As the farmers have been demanding that the Minimum Support Price be made mandatory and purchases of produce below it be made an offence, Sitharaman while dealing with the topic said, “the MSP regime has undergone a change to assure price that is at least 1.5 times the cost of production across all commodities.”
She also claimed that the disbursement for procurement of wheat, paddy and pulses has gone up significantly over the past six years. “In case of wheat, the total amount paid to farmers in 2013-14 was Rs 33,874 crore. In 2019-20, it was Rs 62,802 crore”. She added that in the current fiscal, the amount has risen to over Rs 75,000 crore.”
Similarly, for paddy, she said, the amount has risen from Rs 63,928 crore in 2013-14 to Rs 141,930 crore in 2019-20, with the expectation for the current fiscal being Rs 1,72,752 crore.
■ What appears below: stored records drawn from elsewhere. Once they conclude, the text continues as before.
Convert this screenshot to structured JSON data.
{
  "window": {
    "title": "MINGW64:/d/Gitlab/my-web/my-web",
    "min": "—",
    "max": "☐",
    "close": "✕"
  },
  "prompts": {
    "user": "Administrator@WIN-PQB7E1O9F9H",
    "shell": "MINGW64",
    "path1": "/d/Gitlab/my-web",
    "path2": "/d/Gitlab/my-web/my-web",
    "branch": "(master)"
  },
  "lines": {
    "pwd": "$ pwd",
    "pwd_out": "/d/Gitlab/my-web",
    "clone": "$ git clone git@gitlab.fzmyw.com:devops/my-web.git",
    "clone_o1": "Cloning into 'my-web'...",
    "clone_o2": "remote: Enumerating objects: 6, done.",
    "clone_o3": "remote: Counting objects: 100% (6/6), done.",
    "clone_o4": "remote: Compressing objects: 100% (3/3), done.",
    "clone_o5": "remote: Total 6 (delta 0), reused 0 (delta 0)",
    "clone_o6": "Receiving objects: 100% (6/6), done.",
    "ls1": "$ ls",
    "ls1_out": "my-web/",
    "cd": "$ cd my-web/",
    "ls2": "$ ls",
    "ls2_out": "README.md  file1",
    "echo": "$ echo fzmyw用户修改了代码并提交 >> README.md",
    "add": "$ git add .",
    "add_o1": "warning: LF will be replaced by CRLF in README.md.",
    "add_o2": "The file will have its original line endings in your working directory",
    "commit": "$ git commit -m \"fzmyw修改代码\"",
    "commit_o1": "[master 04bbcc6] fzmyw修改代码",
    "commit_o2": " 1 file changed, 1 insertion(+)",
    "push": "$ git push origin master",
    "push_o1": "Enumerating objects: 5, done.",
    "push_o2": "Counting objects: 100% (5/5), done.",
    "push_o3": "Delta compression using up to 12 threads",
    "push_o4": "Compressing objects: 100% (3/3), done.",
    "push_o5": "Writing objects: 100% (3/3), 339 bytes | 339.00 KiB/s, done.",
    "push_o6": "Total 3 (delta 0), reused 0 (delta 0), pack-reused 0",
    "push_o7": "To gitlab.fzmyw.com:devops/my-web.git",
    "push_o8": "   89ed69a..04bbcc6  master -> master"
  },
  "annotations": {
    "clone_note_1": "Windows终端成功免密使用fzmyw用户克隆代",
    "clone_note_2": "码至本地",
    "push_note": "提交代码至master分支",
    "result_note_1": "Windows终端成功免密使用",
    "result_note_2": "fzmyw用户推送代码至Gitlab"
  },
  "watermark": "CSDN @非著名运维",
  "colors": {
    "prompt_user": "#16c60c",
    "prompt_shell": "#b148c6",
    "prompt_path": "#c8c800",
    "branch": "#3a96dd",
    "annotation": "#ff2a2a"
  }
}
Likewise, in the case of pulses, the Minister said the payment rose from Rs 236 crore 2013-14 to Rs 8,285 crore in 2019-20 and was expected to reach Rs 10,530 crore in 2020-21 – “more than 40 times increase from 2013-14”.
She said the number of farmers who have benefited from this procurement has also increased significantly.
The Finance Minister also announced an increase in the agriculture infrastructure fund to Rs 40,000 crore and doubled the micro-irrigation corpus to Rs 10,000 crore. As the farmers have been protesting against the introduction of private mandis or wholesale markets, the Minister said 1,000 more mandis will be integrated with the electronic national market.
She added that the agriculture infrastructure fund would be made available to APMCs to augment infrastructure facilities. This sought to address the charge that the government was deliberately trying to weaken the APMC procurement system so that ultimately the farmers were left at the mercy of the private markets.